━━━ RECORDS TO PROCESS

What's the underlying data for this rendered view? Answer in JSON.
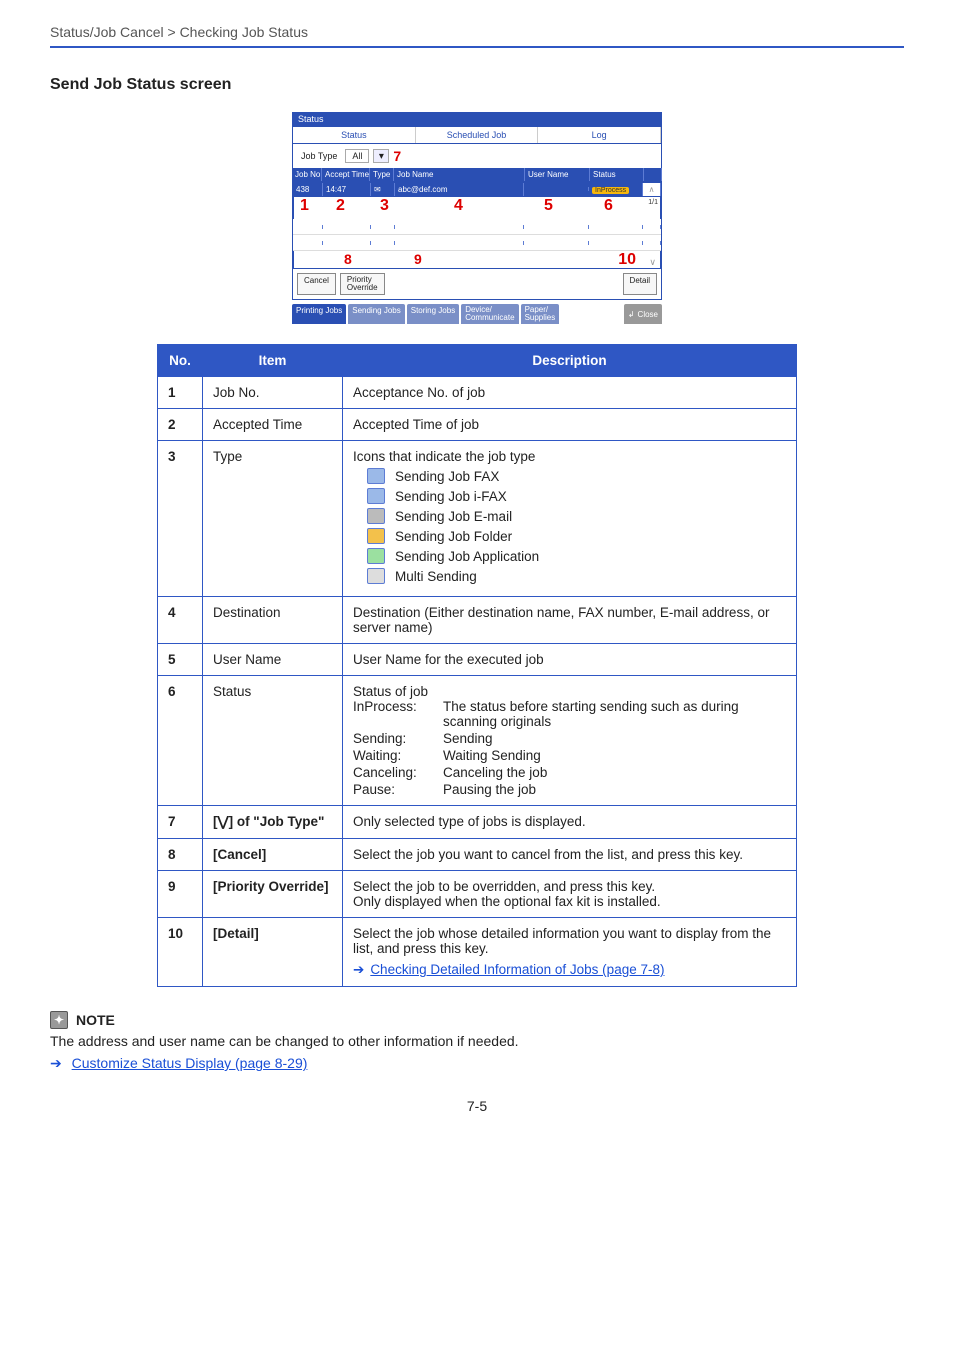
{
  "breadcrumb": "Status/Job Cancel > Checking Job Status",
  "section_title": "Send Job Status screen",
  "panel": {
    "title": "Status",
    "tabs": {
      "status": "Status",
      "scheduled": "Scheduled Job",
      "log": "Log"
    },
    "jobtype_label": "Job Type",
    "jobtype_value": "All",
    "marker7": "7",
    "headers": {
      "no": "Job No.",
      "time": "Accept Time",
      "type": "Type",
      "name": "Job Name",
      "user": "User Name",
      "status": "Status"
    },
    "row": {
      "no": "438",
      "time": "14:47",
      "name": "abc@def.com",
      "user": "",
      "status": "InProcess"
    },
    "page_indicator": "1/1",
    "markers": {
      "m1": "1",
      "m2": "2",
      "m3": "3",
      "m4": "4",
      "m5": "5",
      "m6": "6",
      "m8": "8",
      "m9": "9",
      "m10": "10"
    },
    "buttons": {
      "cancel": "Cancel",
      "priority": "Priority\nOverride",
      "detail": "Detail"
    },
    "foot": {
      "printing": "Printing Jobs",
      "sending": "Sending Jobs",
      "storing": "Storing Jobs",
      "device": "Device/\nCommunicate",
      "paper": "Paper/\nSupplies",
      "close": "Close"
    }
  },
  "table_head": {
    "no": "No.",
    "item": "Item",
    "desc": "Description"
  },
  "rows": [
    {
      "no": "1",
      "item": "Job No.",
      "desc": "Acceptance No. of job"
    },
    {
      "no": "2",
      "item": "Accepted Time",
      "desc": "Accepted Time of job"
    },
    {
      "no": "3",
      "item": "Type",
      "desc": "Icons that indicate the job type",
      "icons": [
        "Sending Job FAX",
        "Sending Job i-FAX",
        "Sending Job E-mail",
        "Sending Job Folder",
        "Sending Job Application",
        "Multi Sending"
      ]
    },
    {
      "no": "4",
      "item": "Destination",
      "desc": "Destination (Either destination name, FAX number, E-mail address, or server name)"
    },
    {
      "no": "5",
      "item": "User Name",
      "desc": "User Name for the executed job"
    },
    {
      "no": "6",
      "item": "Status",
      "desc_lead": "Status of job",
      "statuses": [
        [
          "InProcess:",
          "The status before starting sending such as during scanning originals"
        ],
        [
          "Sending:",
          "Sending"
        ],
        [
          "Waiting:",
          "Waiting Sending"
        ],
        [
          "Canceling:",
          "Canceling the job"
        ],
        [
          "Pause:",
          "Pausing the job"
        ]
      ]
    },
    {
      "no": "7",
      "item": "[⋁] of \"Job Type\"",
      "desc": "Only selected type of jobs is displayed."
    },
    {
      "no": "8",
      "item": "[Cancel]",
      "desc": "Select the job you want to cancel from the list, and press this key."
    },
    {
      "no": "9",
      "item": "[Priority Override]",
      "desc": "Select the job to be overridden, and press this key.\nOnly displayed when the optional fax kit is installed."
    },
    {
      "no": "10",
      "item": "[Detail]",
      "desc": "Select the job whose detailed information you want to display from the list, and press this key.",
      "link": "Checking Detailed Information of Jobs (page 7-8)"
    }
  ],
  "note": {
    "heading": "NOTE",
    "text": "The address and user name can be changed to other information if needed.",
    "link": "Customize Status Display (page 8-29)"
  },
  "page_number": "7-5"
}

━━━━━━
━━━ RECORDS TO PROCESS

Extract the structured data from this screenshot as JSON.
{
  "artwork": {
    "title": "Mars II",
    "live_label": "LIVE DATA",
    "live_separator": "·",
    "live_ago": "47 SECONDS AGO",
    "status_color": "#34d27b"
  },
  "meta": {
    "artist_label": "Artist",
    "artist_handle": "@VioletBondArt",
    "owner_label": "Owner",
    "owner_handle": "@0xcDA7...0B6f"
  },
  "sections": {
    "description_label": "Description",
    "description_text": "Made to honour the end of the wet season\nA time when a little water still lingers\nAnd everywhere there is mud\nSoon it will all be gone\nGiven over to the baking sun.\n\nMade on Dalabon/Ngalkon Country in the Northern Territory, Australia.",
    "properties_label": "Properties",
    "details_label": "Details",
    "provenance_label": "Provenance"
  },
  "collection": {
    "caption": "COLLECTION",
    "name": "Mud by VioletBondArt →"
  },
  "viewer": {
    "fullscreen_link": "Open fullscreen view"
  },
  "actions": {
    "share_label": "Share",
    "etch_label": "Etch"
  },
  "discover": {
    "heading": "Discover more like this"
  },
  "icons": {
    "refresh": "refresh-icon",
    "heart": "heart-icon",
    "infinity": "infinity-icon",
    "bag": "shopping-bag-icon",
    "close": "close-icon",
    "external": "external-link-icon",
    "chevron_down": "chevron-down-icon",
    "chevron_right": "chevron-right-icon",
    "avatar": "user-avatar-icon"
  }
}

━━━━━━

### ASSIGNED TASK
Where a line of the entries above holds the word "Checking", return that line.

### SOLVED PROBLEM
  "breadcrumb": "Status/Job Cancel > Checking Job Status",
      "link": "Checking Detailed Information of Jobs (page 7-8)"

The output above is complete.